The pressure we put on ourselves even while asleep can be such a pain, ladies. Jaw pain, chipped teeth, smashed molars, earaches, toothaches, headaches, accelerated tooth decay and tongue biting are some of the worst pains severe bruxism can cause.
Are you bruxing your teeth?
Mine started about a year ago. I’d wake up with a sore jaw and had no idea why. My dentist clued me in on my next visit, seeing telltale signs of tooth wear that revealed the culprit: I was grinding my teeth.
“Karen, how’s your stress level?” he asked.
Stress level? Well, I hadn’t won the lottery yet, and we were worried about the recession and El Hub potentially losing his job. “Not awesome,” I said.
According to the American Dental Association, experts aren’t sure what causes bruxism, but stress and anxiety are at the top of their list of suspects, along with allergies, sleep disorders, ear infections, an abnormal bite and crooked or missing teeth.
My dentist had a mouth guard made for me from a custom molding of my teeth, a rather expensive solution that cost a few hundred dollars out of pocket, but I didn’t want to wear my teeth down to stumps so I agreed. I wore it every night to bed, and before long my jaw soreness disappeared.
If you suspect you might be grinding your teeth at night (your SO might even be able to hear it), a visit to the dentist might be in order. If they tell you “You’re bruxing,” ask about less expensive options to custom-fitted nightguards like…
If stress is making you grind
- Avoid or cut back on caffeinated foods and beverages like colas, chocolate and coffee.
- Steer clear of the booze. Grinding seems to worsen with alcohol consumption.
- Watch what you chew. Chewing on pencils, pens, gum or anything that isn’t food gets your jaw muscles more accustomed to clenching and makes you more likely to grind.
- Practice makes perfect. If you notice yourself clenching or grinding during the day, position the tip of your tongue between your teeth. It trains your jaw muscles to relax.

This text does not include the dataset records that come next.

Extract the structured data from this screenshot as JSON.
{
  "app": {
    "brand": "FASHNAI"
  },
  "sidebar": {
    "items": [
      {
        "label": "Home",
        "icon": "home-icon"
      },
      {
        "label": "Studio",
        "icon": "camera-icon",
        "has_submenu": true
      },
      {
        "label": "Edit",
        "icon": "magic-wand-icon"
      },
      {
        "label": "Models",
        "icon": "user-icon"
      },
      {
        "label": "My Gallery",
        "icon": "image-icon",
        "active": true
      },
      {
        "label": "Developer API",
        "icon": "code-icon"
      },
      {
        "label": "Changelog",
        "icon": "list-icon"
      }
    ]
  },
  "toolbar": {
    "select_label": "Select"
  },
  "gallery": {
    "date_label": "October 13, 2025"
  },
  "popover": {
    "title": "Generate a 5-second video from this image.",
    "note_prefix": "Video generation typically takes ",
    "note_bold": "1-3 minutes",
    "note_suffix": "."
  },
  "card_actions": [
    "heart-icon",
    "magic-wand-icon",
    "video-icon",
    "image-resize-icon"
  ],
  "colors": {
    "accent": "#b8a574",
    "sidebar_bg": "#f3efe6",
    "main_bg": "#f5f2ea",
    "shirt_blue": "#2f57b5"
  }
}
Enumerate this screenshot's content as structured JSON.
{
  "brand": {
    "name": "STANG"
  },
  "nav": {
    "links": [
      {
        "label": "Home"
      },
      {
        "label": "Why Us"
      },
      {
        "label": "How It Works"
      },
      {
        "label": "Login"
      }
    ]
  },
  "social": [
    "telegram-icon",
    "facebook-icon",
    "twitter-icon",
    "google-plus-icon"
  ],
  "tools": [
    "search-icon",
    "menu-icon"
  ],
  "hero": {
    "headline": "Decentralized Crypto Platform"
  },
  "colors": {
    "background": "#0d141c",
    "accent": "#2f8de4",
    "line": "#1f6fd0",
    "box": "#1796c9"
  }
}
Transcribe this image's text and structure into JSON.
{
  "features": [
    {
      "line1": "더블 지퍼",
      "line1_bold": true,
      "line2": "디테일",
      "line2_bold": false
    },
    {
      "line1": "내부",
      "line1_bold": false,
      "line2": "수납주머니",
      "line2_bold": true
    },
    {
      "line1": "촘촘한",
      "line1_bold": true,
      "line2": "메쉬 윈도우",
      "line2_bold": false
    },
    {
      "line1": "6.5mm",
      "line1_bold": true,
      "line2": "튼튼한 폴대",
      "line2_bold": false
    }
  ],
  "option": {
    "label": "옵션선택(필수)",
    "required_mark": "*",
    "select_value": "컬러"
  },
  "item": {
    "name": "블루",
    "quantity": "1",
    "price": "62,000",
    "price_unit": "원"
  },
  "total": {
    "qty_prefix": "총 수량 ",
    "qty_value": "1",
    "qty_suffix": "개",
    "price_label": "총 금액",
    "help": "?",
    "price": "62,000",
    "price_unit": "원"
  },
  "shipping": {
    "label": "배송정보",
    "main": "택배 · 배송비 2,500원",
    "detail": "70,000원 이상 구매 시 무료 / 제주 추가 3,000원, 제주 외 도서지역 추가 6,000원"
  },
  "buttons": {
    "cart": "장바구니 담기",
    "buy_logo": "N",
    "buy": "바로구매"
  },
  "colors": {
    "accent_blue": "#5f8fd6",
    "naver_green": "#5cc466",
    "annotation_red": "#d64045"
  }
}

- Relax your jaw muscles at night by holding a warm washcloth against your cheek in front of your earlobe.
Your friendly neighborhood beauty addict,